Q: Innovation is an area that now has its own language, its own tools and its own philosophy. How confident are you that we can use ideas like technical disruption, entrepeneurship and design thinking or tools like sprints, pitches and hackathons to create  a better future state?

DI: Everything is a buzzword if there isn’t substance behind it. You can download a methodology on anything from the internet, but the skill is in knowing how and when to apply it. 

I’m not a particularly big fan of hackathons, for example, but in the right circumstance, they can be really effective. The problem is that most of the time people use them as they don’t have any better idea.

Having said that, it is important to build a common understanding of language so we all know what we’re doing and what we mean when we talk about what we do. 

Q: What are some examples of areas where ThinkPlace has been a real innovator? Where our creativity and skills in this area have allowed us to solve complex problems and create  public good?

DI:  A-Lab is a great example. Working with the Australian Renewable Energy Agency we co-designed a multi-stage innovation and incubation lab that brings together people from across the energy sector to create new ideas, projects, products and even companies that advance the uptake of renewable energy. It has been a phenomenal success.

But innovation doesn’t always have to be a flashy process that leads to new technology and headline-grabbing projects. It can be more subtle and still have immense power.

Our Melbourne Studio is doing hugely impressive work in the space of family violence in Victorian indigenous communities. Their innovation is in crafting programs that successfully and meaningfully engage with communities that are traditionally hard to reach or who are often excluded by traditional methodologies.

It’s innovation for a purpose and the purpose is to create a healing process for people and communities that have undergone significant trauma.

Q: Should this kind of role be more prevalent? What can companies gain by having a Head of Innovation as part of their leadership?

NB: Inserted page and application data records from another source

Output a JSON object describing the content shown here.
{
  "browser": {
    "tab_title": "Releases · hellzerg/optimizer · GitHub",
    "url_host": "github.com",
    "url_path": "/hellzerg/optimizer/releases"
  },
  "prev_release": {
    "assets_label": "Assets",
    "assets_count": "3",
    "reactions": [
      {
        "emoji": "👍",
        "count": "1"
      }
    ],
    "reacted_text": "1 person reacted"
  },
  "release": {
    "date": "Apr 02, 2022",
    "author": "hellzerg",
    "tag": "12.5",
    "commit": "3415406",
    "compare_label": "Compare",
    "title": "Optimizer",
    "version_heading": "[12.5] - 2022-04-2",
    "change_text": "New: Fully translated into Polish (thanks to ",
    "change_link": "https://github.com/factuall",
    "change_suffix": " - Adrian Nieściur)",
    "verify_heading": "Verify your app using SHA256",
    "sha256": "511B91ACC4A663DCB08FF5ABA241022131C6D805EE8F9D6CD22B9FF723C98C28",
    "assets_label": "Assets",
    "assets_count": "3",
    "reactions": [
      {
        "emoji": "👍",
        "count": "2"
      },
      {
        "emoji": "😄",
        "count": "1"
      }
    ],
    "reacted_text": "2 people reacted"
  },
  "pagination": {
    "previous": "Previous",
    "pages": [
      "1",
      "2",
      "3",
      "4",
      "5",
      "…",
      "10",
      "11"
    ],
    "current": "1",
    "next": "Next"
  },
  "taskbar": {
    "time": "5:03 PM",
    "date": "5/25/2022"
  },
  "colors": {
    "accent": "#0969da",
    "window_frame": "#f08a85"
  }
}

How has ThinkPlace benefited from it?

DI: Yes.  The problem is that innovation isn’t understood well.  You are seeing varieties of it popping up, but by and large, companies are still in the same mindset of other than a CEO it is a COO who should drive it. That puts an operational focus on the challenge as opposed to thinking more openly about the future and what we could do differently to create that better world for us and our clients.